■ **WHAT IS REQUIRED**: Output the whole listing below exactly, omitting the images.

►

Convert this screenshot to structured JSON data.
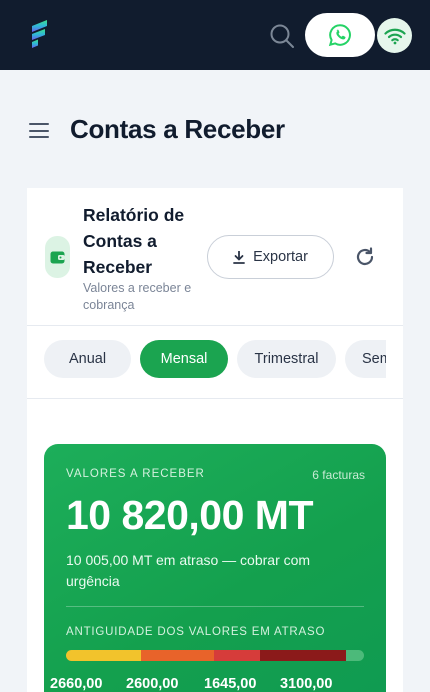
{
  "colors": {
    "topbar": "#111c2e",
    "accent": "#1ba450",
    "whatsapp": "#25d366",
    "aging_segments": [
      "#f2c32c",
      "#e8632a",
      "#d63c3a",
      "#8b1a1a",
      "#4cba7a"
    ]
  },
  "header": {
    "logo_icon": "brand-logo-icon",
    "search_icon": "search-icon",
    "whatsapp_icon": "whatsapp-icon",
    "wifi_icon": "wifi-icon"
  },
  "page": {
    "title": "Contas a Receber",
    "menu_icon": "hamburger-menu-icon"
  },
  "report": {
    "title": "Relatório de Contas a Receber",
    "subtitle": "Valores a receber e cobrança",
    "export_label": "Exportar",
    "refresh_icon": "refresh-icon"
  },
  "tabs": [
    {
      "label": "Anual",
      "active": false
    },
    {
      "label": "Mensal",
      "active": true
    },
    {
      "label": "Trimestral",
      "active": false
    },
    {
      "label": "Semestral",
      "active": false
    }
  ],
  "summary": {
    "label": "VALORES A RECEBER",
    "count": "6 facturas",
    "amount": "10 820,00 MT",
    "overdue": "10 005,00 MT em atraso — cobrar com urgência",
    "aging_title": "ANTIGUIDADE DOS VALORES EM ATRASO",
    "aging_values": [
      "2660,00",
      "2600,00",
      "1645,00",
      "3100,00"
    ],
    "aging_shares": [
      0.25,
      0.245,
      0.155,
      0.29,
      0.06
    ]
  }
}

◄

■ **YOUR SOLUTION**:
Convert this screenshot to structured JSON data.
{
  "colors": {
    "topbar": "#111c2e",
    "accent": "#1ba450",
    "whatsapp": "#25d366",
    "aging_segments": [
      "#f2c32c",
      "#e8632a",
      "#d63c3a",
      "#8b1a1a",
      "#4cba7a"
    ]
  },
  "header": {
    "logo_icon": "brand-logo-icon",
    "search_icon": "search-icon",
    "whatsapp_icon": "whatsapp-icon",
    "wifi_icon": "wifi-icon"
  },
  "page": {
    "title": "Contas a Receber",
    "menu_icon": "hamburger-menu-icon"
  },
  "report": {
    "title": "Relatório de Contas a Receber",
    "subtitle": "Valores a receber e cobrança",
    "export_label": "Exportar",
    "refresh_icon": "refresh-icon"
  },
  "tabs": [
    {
      "label": "Anual",
      "active": false
    },
    {
      "label": "Mensal",
      "active": true
    },
    {
      "label": "Trimestral",
      "active": false
    },
    {
      "label": "Semestral",
      "active": false
    }
  ],
  "summary": {
    "label": "VALORES A RECEBER",
    "count": "6 facturas",
    "amount": "10 820,00 MT",
    "overdue": "10 005,00 MT em atraso — cobrar com urgência",
    "aging_title": "ANTIGUIDADE DOS VALORES EM ATRASO",
    "aging_values": [
      "2660,00",
      "2600,00",
      "1645,00",
      "3100,00"
    ],
    "aging_shares": [
      0.25,
      0.245,
      0.155,
      0.29,
      0.06
    ]
  }
}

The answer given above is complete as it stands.